Recruiter: Okay that is fine.
I gave him my range and he said, “okay, that is in line with the Associate Director position.” I pointed out that I was forwarded the description of Director, and the Associate Director position is for someone with less work experience. He said, “Sure, so the company may choose to hire you at a higher level, in which case your range would still be fine.” I let him know that he should understand my position too of not wanting to be short-sold, and he said that based on my salary expectations I don’t need to worry about that.
Now, without his tone of voice added to this dialogue, the conversation may not seem as aggressive as it sounded to me in conversation. But it is quite difficult for anyone to overlook his condescending remarks about how I was wasting his client’s time and that I was just one in a million resumes that he was reviewing and was easily replaceable. If that were the case, then why did he contact me first for this opportunity? And wouldn’t we have achieved the same outcome if he gave me a range and I let him know it was too low for me? Thirdly, as a representative of the firm he’s hiring for, do I want to work with an employer that doesn’t value me and has the attitude that he can replace me at the drop of a hat? In my opinion, this is no way to hire top talent, especially for a rapidly growing start-up.

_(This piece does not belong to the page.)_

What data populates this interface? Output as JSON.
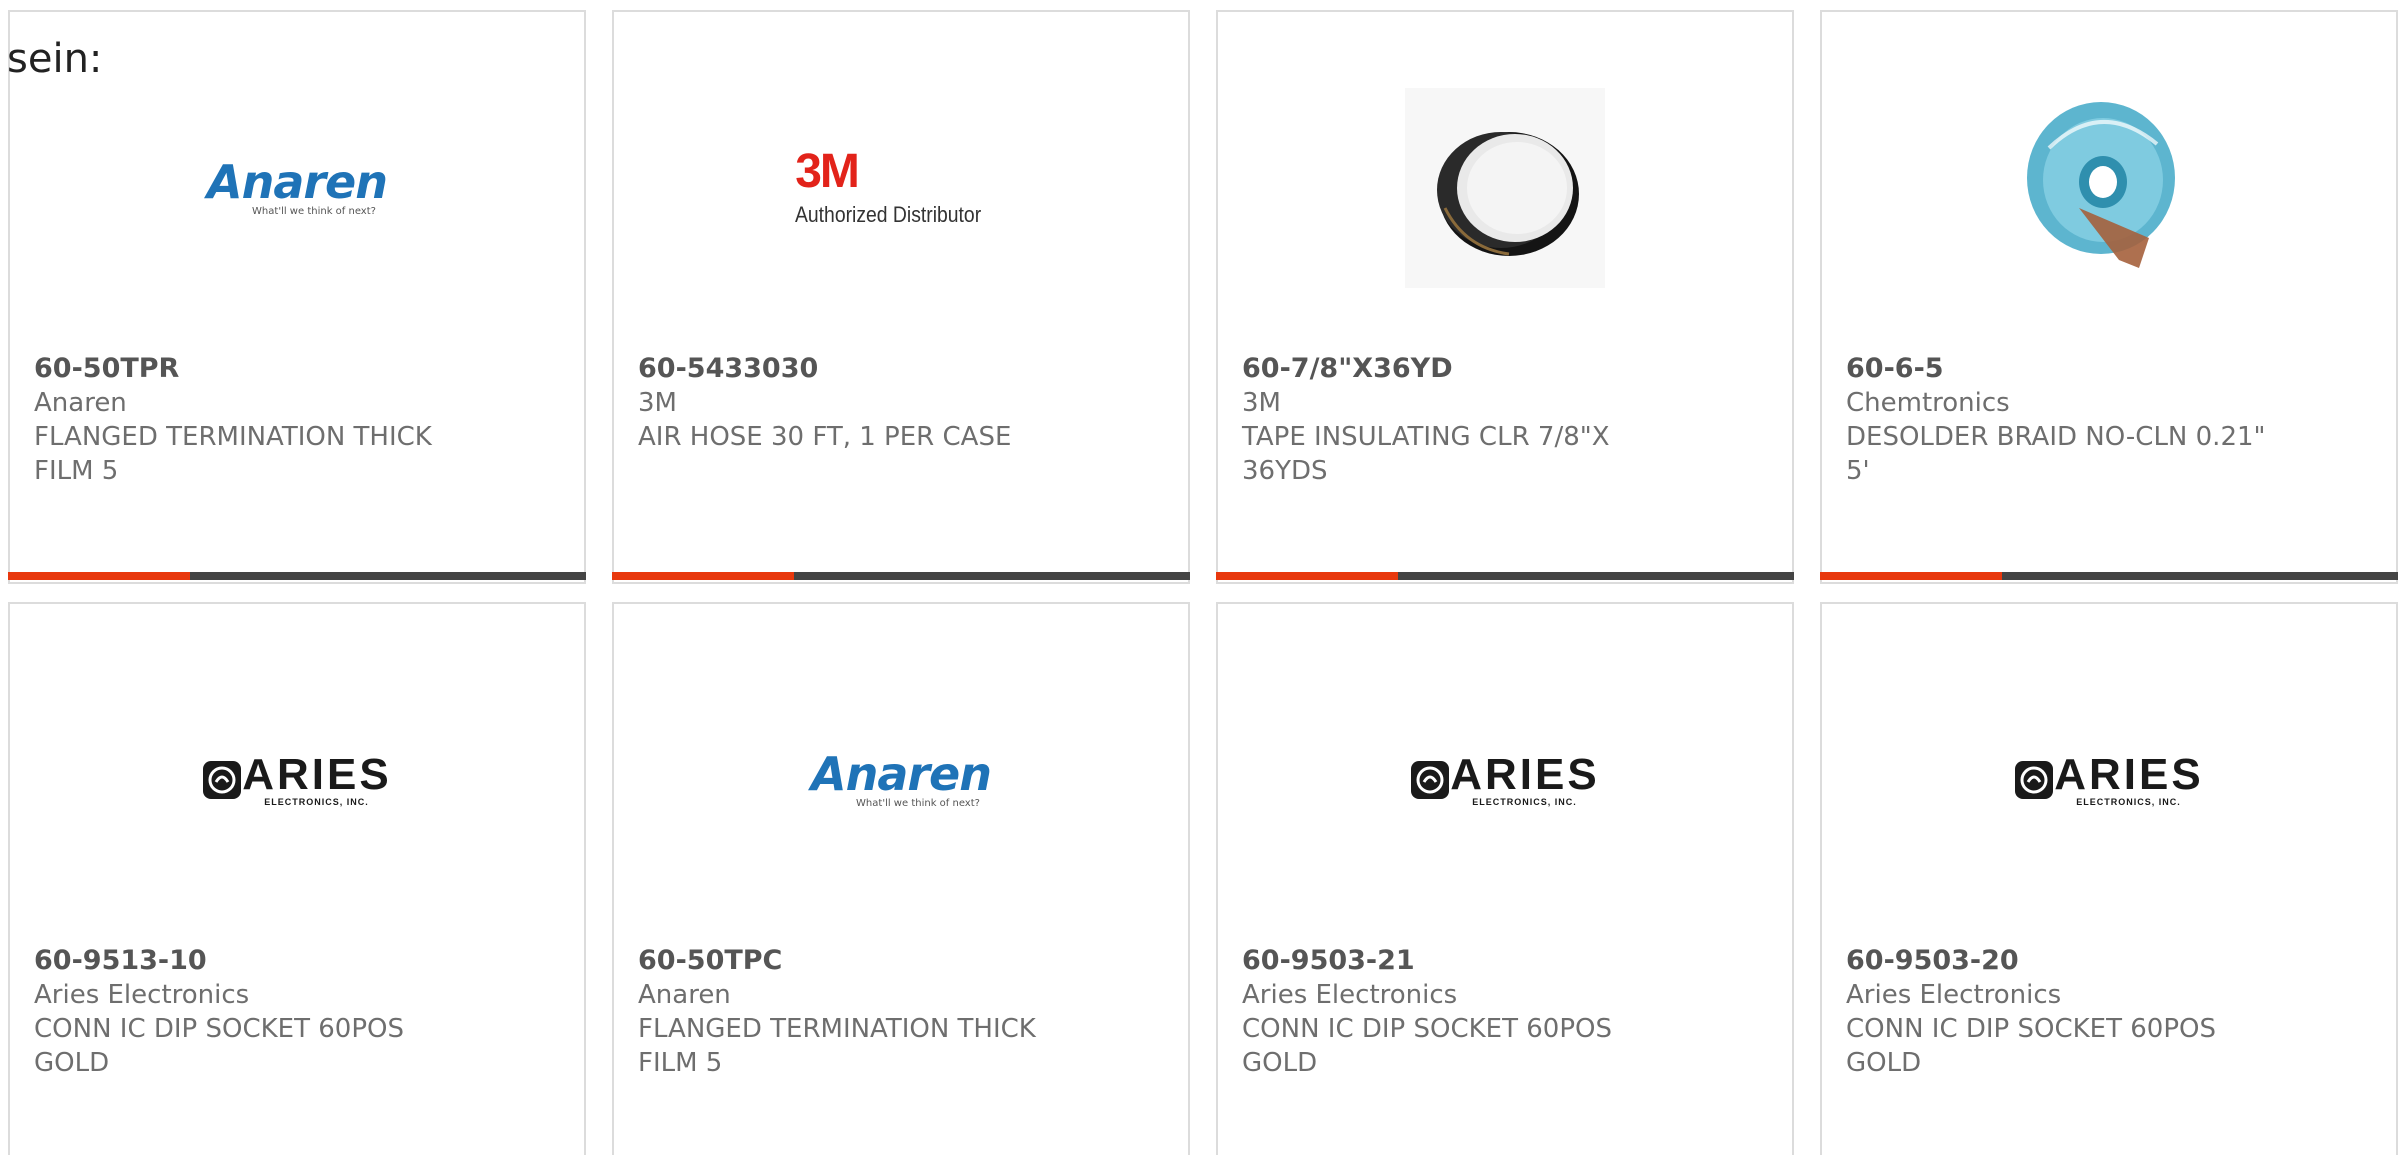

I wish I had stood my ground more strongly and let him know that in fact I was averaging 2-3 interviews a week, that many recruiters and HR reps were finding my 5+ years of industry experience and excellent education profile to be quite appealing, and remind him that he was trying to recruit someone who is quite comfortably employed, and therefore not desperate for his client’s offer letter. However, I didn’t want to get in the way of an opportunity to speak to the firm itself.
Do you have recommendations on how I could have handled this conversation better, and the attitude with which I should proceed in this company’s interview process? I’m worried about leaving money on the table, distraught that an opportunity which I was otherwise quite excited about has been tainted by this disrespectful conversation, and worried about what this experience means going forward in the interview process with this firm.

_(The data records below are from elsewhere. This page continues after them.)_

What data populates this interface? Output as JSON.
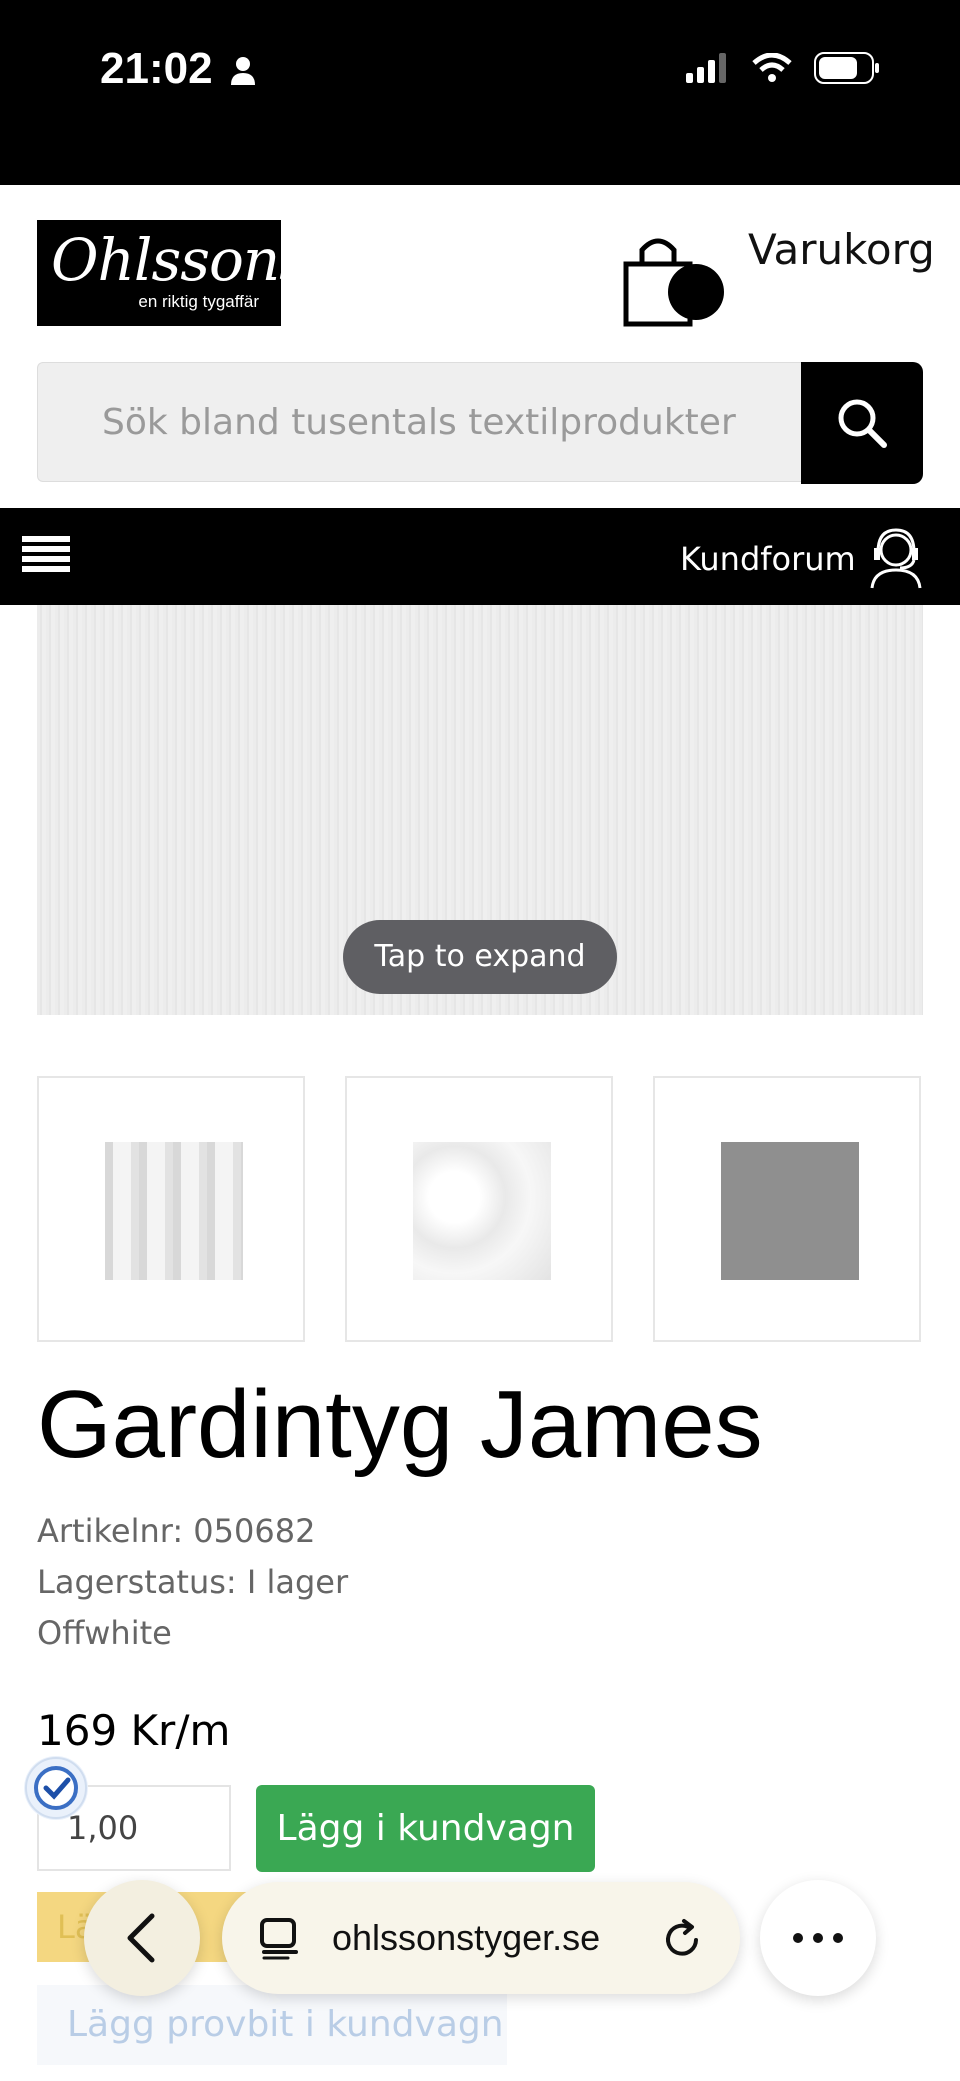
{
  "status": {
    "time": "21:02"
  },
  "header": {
    "logo_main": "Ohlssons",
    "logo_sub": "en riktig tygaffär",
    "cart_label": "Varukorg",
    "search_placeholder": "Sök bland tusentals textilprodukter"
  },
  "nav": {
    "kundforum": "Kundforum"
  },
  "hero": {
    "expand_label": "Tap to expand"
  },
  "product": {
    "title": "Gardintyg James",
    "artikel_label": "Artikelnr:",
    "artikel_value": "050682",
    "lager_label": "Lagerstatus:",
    "lager_value": "I lager",
    "color": "Offwhite",
    "price": "169 Kr/m",
    "quantity": "1,00",
    "add_to_cart": "Lägg i kundvagn",
    "yellow_partial": "Lä",
    "sample_button": "Lägg provbit i kundvagn"
  },
  "browser": {
    "url": "ohlssonstyger.se"
  },
  "colors": {
    "add_button": "#3aa853",
    "nav_bg": "#000000"
  }
}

Why, yes, I do have advice about handling conversations like this: Don’t deal with jerks. You sound like you have plenty of options, so you can simply decline to work with people who operate this way.
At the same time, it also sounds like you took a fairly confrontational approach right off the bat, which you didn’t need to do.
Let’s re-write that conversation to show you how it would have gone with a different approach.
Recruiter: Tell me what is your compensation structure?
You: I’m looking for a range of $X to $Y. Is that in the ballpark?
At that point the recruiter probably would have just told you, but if not, then you’d get something like this:
Recruiter: What are you making currently? I need your salary history.
You: My employer’s salary structure is covered by my confidentiality agreement with them, but I’m looking for $X to $Y.
Again, at this point the recruiter is probably going to stop pushing, but let’s say that he doesn’t.
Recruiter: You have to tell me your current salary or we can’t proceed.
You: I’m sorry to hear that. I’m assuming you think I’m a strong candidate since you contacted me, and I’ve told you what I’d need to earn in order to leave my current job. But if we can’t proceed further, that’s fine.
Now, I want to emphasize that this advice accounts for the fact that you have options. If you didn’t have options and were desperate for this job, and the recruiter was insistent, you might have no choice but to give in and cough up your current salary. I think that’s BS for all the same reasons you do (it’s no one’s business but yours; compensation should be based what the company thinks your worth is, not what someone else thought your worth was; etc.), but the reality is that if you’re desperate for the opportunity, you don’t have the luxury of standing on principle.
You sound like you do have options, so exercise them by choosing not to work with recruiters who aren’t rude.